Job gains in December show modest growth in U.S. manufacturing

January 7, 2013

While global attention has been focused on a potential "fiscal cliff," companies have been quietly going about their own business and ensuring that their futures were not dependent on a last-minute handshake between elected U.S. representatives.

The release of the December job figures by the U.S. Bureau of Labor Statistics seems to have vindicated this decision, with U.S. manufacturing credited for providing some of the 155,000 jobs that were added at the end of the year. For those involved in the industry, the steady gains and lean enterprise principles of 2012 continued to show that the pace of economic recovery still leans more towards a marathon as opposed to a sprint.

According to The Associated Press, U.S. manufacturers added 25,000 jobs in December, the highest number for nine months, helped in part by the robust hiring in construction and by the continued growth of the housing industry. Although the number of Americans out of work still stubbornly hangs around the eight percent mark, there were a total of 1.84 million jobs added by employers in all sectors of business, a figure which bears a remarkable similarity to the number reported in 2011.

Bearing in mind that overseas markets went through an extended period of turbulence, combined with a fractious U.S. election campaign and a period of extreme weather, industry analysts believe that the future of the U.S. economy is looking bright. A number of high-profile manufacturing orders towards the end of the financial year put the spotlight firmly back on products that were made in America, with consumer spending also increasing in both the automobile and retail environments.

Manufacturing companies also showed that it was easier to justify bringing products back to a domestic workforce. Continued concerns over foreign supply chains coupled with a perception that overseas commitment to quality management in manufacturing was dropping saw a number of companies make high-profile announcements about where they believed the future of their product lay.

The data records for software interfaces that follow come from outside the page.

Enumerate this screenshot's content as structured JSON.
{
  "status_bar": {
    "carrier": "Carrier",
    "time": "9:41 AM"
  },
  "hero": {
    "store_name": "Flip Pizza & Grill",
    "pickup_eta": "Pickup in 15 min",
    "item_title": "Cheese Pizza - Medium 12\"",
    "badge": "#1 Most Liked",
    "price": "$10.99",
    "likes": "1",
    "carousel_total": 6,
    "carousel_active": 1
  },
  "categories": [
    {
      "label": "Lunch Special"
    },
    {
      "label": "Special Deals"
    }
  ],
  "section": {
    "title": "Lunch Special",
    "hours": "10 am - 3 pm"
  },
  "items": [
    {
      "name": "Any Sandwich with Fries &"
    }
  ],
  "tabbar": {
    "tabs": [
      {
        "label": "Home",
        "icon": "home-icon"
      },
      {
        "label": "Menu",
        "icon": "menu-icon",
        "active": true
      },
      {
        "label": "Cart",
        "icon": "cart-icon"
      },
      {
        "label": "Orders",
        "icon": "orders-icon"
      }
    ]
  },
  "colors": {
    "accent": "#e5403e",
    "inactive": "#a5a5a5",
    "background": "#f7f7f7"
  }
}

While the December gains are not spectacular, economists see that there is momentum building, although there is due to be a wave of government spending cuts in March. These could impact on companies that rely on the military or educational sectors for business but, according to Reuters, there is every chance that these cuts could be pushed back to 2014, ensuring that manufacturing growth remains on track for a bright twelve months.